Amazon.com Inc. appears to be fine-tuning its distribution strategy as it pauses its warehouse expansion across the U.S., consolidating operations in some areas while pulling back growth plans in secondary markets, according to logistics experts. The e-commerce giant has canceled, closed and delayed facilities at each stage of its order fulfillment process, while continuing to move forward with large distribution centers that funnel goods into its home-delivery network. Amazon has shut down, called off or pushed back the openings of 66 delivery stations, fulfillment centers and other facilities as of this week, according to data from supply-chain consulting firm MWPVL International Inc.

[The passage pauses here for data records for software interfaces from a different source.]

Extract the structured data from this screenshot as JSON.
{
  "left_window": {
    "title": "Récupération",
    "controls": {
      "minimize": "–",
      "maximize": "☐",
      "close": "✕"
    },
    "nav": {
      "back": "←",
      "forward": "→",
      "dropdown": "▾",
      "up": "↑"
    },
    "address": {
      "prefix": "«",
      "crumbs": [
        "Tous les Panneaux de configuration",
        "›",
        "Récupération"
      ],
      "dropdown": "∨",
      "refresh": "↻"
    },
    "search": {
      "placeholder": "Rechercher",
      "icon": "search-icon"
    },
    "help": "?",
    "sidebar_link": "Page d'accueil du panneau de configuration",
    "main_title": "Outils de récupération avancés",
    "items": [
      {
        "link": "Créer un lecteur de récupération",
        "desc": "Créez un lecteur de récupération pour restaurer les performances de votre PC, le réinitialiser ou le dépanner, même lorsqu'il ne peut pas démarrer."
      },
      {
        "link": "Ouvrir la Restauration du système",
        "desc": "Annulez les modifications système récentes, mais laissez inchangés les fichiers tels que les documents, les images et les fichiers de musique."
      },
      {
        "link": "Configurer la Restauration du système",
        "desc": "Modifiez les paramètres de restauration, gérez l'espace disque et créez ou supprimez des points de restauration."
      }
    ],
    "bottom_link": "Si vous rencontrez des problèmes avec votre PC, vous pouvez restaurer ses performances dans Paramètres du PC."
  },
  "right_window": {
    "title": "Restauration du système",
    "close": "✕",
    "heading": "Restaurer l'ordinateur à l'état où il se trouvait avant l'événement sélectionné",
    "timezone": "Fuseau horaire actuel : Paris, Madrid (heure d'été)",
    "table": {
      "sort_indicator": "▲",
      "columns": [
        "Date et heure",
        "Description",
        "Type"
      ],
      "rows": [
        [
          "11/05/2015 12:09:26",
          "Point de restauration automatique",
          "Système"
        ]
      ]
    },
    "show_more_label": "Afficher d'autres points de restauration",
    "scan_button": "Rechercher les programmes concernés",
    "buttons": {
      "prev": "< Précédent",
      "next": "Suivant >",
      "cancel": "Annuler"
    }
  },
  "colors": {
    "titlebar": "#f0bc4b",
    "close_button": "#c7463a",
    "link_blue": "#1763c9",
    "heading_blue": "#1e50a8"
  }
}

Fourteen of the 15 buildings Amazon has closed have been delivery stations, the smaller facilities where the company prepares online orders for delivery to customers’ homes, said Marc Wulfraat, founder and president of MWPVL. Those sites have largely been in areas where the company had multiple facilities close to one another, he said, suggesting Amazon will consolidate the operations in fewer stations.
United Airlines Invests in Embraer Electric Air Taxis
United Airlines placed a $15-million investment in Eve Air Mobility – the “air taxi” business launched by Embraer SA in 2020 – and placed a conditional purchase agreement for 200 four-seat, electric aircraft. The agreement also includes options for 200 more of the electric vertical take-off and landing (eVTOL) aircraft, with the first deliveries as early as 2026. United Airlines is joining a consortium led by Eve that will simulate urban-air-mobility operations in Chicago starting on September 12.
Eve is one of several eVTOL start-ups in development now (by Airbus, Boeing, Honda, Toyota, and others) anticipating demand for air taxi operations for urban or local transportation and delivery services. The Embraer subsidiary is developing not only the electric aircraft but also a global service and support network and air-traffic-management technology.
Slower Manufacturing Rates Weaken Tool Demand
Machine shops and other U.S. manufacturers consumed $173.2 million worth of cutting tools during July 2022, -1.5% from the June consumption total and yet still 6.7% ahead of the July 2021 total. Through seven months of consumption data, U.S. manufacturers’ cutting-tool consumption has totaled $1.2 billion, 7.7% more than last year’s January-July total. Cutting tool consumption is a reliable index to overall manufacturing activity because cutting tools are a primary consumable product in use across multiple industrial sectors.
The data is supplied by the U.S. Cutting Tools Institute and AMT – the Assn. for Manufacturing Technology in their monthly Cutting Tool Market Report, which compiles data for actual purchases of cutting tools by companies representing a majority of the domestic market for cutting tools.